Senator Brewer’s Weekly Update


By Senator Tom Brewer

I attended the Governor’s formal Statehood Day Dinner on the 1st of March with my staff. As I wrap up my time in the Legislature, having a formal meal served in the Rotunda of our beautiful capitol was a really special treat.

President Franklin Pierce signed the Nebraska-Kansas Act on May 30, 1854 creating the Nebraska Territory. There were several controversies over where Nebraska’s Capitol would be located. The very first Governor of the State of Nebraska (David Butler) was impeached and removed from office over his corruption involving the new Capitol building in the village of Lancaster (now Lincoln).

The capitol building we have today is actually the fifth Nebraska capitol. The first two territorial capitols were both in Omaha. The Bertram Goodhue designed Capitol we have today is actually the third capitol to stand on the four city blocks known as the “capitol square” in Lincoln.

The first State Capitol in Lincoln was built between 1867 and 1868. It was a two story building with a central cupola, made of native limestone quarried near Roca, NE. The yellow limestone this first State Capitol was built with was soft and porous and soon began to crumble. In 1881 the first wing of a second State Capitol was completed and the entire building finished in 1888. This second Capitol suffered the same fate of poor quality construction materials and was settling structurally when talk began of building a third State Capitol in 1915.

The Legislature passed a bill to provide for the construction of a new third Capitol, including provisions for a Capitol Commission to oversee construction, given the first two failed attempts. The building we have today is Nebraska’s third State Capitol building to be built on this site. It is also the nation’s first statehouse design to be very different from every other state capitol. Nebraska’s is the first with an office tower. It was built over the course of ten years from 1922-1932, the building, with furnishings and landscaping, was completed at a cost just under the $10 million. Not one penny of money was borrowed for the construction of our capitol. Back in the 1930’s Nebraska was one of the few states with a constitution that did not authorize state government to carry “bonded debt.” When funds for the year were expended, work stopped until the legislature appropriated more funds the following year.
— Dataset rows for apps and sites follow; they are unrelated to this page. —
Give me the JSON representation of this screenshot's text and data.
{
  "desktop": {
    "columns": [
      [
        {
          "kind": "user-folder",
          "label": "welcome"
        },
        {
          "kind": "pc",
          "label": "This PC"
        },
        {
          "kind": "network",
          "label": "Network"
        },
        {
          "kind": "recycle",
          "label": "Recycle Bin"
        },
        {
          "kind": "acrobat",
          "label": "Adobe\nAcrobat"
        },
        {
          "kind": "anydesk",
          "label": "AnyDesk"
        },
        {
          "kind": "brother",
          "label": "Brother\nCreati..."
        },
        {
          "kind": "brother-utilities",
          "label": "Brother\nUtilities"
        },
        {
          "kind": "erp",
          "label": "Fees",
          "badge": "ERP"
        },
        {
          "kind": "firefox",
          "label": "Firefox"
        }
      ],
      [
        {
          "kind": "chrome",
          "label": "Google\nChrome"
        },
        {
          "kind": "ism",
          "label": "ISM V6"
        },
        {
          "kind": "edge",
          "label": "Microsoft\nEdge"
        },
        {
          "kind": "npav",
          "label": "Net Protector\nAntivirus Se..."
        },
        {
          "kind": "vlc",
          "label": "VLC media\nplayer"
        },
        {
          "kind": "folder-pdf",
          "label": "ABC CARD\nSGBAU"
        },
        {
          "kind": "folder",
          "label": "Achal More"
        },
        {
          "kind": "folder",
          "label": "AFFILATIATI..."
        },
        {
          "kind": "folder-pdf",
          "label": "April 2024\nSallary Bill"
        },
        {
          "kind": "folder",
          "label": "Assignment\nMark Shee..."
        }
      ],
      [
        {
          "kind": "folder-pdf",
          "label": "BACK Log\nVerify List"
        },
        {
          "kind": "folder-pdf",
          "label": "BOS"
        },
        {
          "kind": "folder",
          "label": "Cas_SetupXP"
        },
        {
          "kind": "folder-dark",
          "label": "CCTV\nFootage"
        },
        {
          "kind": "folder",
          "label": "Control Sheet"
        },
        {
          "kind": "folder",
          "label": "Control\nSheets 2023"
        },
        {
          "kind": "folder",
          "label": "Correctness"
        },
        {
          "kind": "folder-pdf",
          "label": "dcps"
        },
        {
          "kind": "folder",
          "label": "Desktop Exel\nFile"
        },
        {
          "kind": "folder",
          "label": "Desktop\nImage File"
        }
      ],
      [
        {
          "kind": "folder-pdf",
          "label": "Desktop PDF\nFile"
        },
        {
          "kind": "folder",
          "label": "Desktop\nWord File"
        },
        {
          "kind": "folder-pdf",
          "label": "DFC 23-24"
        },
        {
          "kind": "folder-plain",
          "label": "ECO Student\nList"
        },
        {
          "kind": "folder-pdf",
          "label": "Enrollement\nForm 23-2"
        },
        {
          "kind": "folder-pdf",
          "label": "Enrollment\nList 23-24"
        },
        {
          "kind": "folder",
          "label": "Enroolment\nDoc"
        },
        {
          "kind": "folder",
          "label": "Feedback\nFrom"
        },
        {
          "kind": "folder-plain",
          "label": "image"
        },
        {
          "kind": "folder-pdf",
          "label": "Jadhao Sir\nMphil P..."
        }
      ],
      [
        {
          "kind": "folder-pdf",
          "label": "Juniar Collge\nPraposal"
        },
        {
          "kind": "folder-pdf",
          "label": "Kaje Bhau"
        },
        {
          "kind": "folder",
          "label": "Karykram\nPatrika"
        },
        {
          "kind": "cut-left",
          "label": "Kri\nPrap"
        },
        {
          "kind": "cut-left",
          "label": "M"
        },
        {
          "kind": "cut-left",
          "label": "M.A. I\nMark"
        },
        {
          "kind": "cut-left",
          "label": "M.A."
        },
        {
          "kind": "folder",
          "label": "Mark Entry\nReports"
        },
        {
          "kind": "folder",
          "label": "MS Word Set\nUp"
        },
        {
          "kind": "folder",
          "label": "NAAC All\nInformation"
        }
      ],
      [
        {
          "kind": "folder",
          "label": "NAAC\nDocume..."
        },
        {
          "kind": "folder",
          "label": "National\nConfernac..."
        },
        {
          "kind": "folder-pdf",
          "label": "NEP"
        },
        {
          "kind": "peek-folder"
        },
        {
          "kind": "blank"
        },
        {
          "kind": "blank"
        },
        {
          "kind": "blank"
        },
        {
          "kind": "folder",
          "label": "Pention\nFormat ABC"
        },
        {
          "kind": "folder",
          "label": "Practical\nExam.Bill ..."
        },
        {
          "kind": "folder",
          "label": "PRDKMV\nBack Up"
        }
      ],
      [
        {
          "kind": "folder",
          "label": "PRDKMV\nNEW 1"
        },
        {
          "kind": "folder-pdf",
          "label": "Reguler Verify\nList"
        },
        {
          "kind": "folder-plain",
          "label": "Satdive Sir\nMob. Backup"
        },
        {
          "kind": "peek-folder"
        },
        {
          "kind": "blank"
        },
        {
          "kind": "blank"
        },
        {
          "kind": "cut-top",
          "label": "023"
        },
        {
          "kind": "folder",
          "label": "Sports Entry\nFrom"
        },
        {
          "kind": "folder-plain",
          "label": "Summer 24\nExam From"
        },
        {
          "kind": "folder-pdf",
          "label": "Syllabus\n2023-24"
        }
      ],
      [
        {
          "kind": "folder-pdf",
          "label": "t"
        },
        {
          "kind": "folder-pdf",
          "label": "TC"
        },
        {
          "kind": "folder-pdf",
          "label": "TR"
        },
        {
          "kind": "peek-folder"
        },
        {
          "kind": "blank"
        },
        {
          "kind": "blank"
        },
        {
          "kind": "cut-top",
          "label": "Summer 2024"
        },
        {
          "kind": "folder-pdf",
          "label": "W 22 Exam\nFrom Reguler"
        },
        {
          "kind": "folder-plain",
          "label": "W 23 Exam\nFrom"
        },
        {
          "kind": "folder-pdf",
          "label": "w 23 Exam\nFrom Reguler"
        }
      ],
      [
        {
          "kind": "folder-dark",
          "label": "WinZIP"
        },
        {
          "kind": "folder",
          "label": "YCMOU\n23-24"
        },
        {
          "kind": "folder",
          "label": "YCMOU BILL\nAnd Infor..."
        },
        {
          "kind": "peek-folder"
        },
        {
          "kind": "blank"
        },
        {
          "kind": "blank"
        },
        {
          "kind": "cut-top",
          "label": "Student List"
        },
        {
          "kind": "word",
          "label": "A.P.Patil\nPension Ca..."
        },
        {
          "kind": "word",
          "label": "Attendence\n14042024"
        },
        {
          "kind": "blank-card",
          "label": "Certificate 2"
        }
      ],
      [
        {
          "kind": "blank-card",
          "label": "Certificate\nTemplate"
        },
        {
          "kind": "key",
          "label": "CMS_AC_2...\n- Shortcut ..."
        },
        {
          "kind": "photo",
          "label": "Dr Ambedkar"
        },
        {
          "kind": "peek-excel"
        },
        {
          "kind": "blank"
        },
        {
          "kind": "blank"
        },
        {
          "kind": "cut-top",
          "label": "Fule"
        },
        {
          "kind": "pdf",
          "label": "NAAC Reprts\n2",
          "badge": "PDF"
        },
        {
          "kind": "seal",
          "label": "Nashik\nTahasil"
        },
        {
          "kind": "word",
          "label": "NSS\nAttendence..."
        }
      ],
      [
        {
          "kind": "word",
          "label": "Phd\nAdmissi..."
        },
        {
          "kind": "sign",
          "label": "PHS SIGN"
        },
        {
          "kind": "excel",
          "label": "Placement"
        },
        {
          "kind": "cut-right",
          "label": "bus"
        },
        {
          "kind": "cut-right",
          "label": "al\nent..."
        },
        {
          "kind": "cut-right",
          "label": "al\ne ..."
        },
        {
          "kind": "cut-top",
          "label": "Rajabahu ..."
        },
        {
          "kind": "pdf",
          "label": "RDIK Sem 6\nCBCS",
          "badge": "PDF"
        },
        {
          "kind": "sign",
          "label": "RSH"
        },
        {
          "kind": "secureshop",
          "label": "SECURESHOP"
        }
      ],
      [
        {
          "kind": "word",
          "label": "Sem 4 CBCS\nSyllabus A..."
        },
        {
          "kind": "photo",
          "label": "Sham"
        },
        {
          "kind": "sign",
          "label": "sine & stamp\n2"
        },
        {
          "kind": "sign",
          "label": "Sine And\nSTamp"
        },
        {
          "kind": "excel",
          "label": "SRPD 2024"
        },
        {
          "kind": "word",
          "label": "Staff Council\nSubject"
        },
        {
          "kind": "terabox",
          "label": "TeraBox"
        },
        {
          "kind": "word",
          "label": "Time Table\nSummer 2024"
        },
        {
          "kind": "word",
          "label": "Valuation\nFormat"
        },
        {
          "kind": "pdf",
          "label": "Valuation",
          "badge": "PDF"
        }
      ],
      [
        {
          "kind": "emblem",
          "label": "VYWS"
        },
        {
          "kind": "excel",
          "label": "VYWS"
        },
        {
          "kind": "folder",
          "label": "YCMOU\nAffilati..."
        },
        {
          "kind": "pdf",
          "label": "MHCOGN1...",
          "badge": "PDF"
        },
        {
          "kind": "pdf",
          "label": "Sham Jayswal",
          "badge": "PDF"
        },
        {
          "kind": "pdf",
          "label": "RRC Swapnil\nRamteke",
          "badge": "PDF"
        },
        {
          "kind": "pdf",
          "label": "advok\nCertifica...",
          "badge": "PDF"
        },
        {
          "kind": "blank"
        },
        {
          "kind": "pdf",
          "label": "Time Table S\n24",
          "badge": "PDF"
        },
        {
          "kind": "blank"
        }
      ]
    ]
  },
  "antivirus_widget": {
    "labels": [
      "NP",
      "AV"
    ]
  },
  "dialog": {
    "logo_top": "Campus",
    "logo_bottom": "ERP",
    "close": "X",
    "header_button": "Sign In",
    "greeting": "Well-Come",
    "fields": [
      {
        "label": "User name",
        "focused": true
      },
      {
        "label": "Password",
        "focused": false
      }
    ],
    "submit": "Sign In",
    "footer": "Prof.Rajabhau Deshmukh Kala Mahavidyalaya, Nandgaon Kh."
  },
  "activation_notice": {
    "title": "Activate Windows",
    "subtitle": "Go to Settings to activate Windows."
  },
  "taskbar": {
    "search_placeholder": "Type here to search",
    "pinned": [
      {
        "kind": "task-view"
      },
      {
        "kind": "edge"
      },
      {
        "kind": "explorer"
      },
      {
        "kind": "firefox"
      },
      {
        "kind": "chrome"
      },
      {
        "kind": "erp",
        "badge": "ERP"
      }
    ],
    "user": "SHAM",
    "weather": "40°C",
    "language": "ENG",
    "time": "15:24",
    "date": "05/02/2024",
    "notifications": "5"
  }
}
This time Indiana limestone was chosen as a much more durable building material. The square base is 437 feet on a side and three levels in height. From the center of this base rises a 400 foot domed tower, crowned with the 19 foot tall bronze figure called “The Sower.” As the square base of the new capitol was being build, it encircled the existing capitol building which continued to be used during the first phase of construction. Much of the paving stones from the old capitol have been re-purposed and can still be seen near the West entrance and in the four court yards.

Please contact my office with any comments, questions, or concerns. Email me at, mail a letter to Sen. Tom Brewer, Room #1423, P.O. Box 94604, Lincoln, NE 68509, or call us at (402) 471-2628.